(Stored records)
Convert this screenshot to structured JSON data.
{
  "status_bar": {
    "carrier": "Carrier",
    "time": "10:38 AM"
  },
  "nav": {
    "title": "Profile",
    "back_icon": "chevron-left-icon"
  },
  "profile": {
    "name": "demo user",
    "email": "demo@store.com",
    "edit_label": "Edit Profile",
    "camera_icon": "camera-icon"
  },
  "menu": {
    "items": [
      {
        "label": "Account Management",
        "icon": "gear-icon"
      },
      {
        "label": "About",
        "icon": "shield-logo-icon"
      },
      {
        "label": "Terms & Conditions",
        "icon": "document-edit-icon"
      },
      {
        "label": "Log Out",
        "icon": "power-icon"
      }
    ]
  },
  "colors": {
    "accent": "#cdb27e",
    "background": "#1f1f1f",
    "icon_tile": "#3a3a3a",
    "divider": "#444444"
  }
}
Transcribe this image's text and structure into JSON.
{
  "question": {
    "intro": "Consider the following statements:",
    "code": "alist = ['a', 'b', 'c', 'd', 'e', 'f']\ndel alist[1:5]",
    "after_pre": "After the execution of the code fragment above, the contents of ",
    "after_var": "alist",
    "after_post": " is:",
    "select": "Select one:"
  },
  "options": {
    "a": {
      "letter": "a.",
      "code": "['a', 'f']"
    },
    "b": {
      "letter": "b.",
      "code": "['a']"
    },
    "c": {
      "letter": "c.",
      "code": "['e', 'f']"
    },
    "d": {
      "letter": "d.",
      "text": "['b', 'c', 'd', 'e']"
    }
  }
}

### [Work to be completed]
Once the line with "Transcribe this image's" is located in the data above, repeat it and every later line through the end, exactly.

### [Task response]
Transcribe this image's text and structure into JSON.
{
  "question": {
    "intro": "Consider the following statements:",
    "code": "alist = ['a', 'b', 'c', 'd', 'e', 'f']\ndel alist[1:5]",
    "after_pre": "After the execution of the code fragment above, the contents of ",
    "after_var": "alist",
    "after_post": " is:",
    "select": "Select one:"
  },
  "options": {
    "a": {
      "letter": "a.",
      "code": "['a', 'f']"
    },
    "b": {
      "letter": "b.",
      "code": "['a']"
    },
    "c": {
      "letter": "c.",
      "code": "['e', 'f']"
    },
    "d": {
      "letter": "d.",
      "text": "['b', 'c', 'd', 'e']"
    }
  }
}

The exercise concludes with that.